• TASK DESCRIPTION: Working from the entries that follow, retype each one without any alteration.
_ _ _
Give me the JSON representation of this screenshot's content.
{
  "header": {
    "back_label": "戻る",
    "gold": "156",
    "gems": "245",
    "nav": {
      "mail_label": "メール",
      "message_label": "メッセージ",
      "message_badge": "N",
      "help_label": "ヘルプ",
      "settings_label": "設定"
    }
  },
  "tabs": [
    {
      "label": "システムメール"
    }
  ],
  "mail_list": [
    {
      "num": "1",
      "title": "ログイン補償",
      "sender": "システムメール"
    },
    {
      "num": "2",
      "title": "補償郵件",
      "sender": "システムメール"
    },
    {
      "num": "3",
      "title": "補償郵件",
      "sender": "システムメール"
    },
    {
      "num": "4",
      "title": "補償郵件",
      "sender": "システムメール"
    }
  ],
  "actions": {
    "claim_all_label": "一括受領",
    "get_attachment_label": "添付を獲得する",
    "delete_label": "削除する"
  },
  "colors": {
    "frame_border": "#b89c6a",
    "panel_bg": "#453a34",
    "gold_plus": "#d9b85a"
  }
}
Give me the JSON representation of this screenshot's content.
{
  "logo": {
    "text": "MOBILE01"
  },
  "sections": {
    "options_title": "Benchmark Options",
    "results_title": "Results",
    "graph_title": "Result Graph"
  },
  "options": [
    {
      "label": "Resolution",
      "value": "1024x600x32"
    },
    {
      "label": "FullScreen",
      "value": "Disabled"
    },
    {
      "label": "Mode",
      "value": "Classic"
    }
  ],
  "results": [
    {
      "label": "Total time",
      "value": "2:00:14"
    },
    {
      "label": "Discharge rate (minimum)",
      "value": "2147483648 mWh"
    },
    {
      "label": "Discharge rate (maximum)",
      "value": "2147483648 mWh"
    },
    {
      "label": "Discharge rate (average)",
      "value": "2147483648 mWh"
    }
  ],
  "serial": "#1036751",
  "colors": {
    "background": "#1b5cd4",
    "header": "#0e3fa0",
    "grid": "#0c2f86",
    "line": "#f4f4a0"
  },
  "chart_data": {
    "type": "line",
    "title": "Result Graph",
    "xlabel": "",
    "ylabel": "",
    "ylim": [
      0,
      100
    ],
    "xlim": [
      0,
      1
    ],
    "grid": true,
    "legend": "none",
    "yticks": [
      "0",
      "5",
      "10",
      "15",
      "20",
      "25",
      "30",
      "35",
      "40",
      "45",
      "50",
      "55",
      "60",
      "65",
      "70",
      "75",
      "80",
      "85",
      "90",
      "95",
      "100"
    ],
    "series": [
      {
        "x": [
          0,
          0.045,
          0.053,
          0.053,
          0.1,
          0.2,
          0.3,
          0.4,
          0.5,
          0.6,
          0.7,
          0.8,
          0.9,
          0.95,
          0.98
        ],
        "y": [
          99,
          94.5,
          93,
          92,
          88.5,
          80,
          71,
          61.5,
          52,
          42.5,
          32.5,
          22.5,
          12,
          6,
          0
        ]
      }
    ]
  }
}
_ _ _
• OUTPUT:
Give me the JSON representation of this screenshot's content.
{
  "header": {
    "back_label": "戻る",
    "gold": "156",
    "gems": "245",
    "nav": {
      "mail_label": "メール",
      "message_label": "メッセージ",
      "message_badge": "N",
      "help_label": "ヘルプ",
      "settings_label": "設定"
    }
  },
  "tabs": [
    {
      "label": "システムメール"
    }
  ],
  "mail_list": [
    {
      "num": "1",
      "title": "ログイン補償",
      "sender": "システムメール"
    },
    {
      "num": "2",
      "title": "補償郵件",
      "sender": "システムメール"
    },
    {
      "num": "3",
      "title": "補償郵件",
      "sender": "システムメール"
    },
    {
      "num": "4",
      "title": "補償郵件",
      "sender": "システムメール"
    }
  ],
  "actions": {
    "claim_all_label": "一括受領",
    "get_attachment_label": "添付を獲得する",
    "delete_label": "削除する"
  },
  "colors": {
    "frame_border": "#b89c6a",
    "panel_bg": "#453a34",
    "gold_plus": "#d9b85a"
  }
}
Give me the JSON representation of this screenshot's content.
{
  "logo": {
    "text": "MOBILE01"
  },
  "sections": {
    "options_title": "Benchmark Options",
    "results_title": "Results",
    "graph_title": "Result Graph"
  },
  "options": [
    {
      "label": "Resolution",
      "value": "1024x600x32"
    },
    {
      "label": "FullScreen",
      "value": "Disabled"
    },
    {
      "label": "Mode",
      "value": "Classic"
    }
  ],
  "results": [
    {
      "label": "Total time",
      "value": "2:00:14"
    },
    {
      "label": "Discharge rate (minimum)",
      "value": "2147483648 mWh"
    },
    {
      "label": "Discharge rate (maximum)",
      "value": "2147483648 mWh"
    },
    {
      "label": "Discharge rate (average)",
      "value": "2147483648 mWh"
    }
  ],
  "serial": "#1036751",
  "colors": {
    "background": "#1b5cd4",
    "header": "#0e3fa0",
    "grid": "#0c2f86",
    "line": "#f4f4a0"
  },
  "chart_data": {
    "type": "line",
    "title": "Result Graph",
    "xlabel": "",
    "ylabel": "",
    "ylim": [
      0,
      100
    ],
    "xlim": [
      0,
      1
    ],
    "grid": true,
    "legend": "none",
    "yticks": [
      "0",
      "5",
      "10",
      "15",
      "20",
      "25",
      "30",
      "35",
      "40",
      "45",
      "50",
      "55",
      "60",
      "65",
      "70",
      "75",
      "80",
      "85",
      "90",
      "95",
      "100"
    ],
    "series": [
      {
        "x": [
          0,
          0.045,
          0.053,
          0.053,
          0.1,
          0.2,
          0.3,
          0.4,
          0.5,
          0.6,
          0.7,
          0.8,
          0.9,
          0.95,
          0.98
        ],
        "y": [
          99,
          94.5,
          93,
          92,
          88.5,
          80,
          71,
          61.5,
          52,
          42.5,
          32.5,
          22.5,
          12,
          6,
          0
        ]
      }
    ]
  }
}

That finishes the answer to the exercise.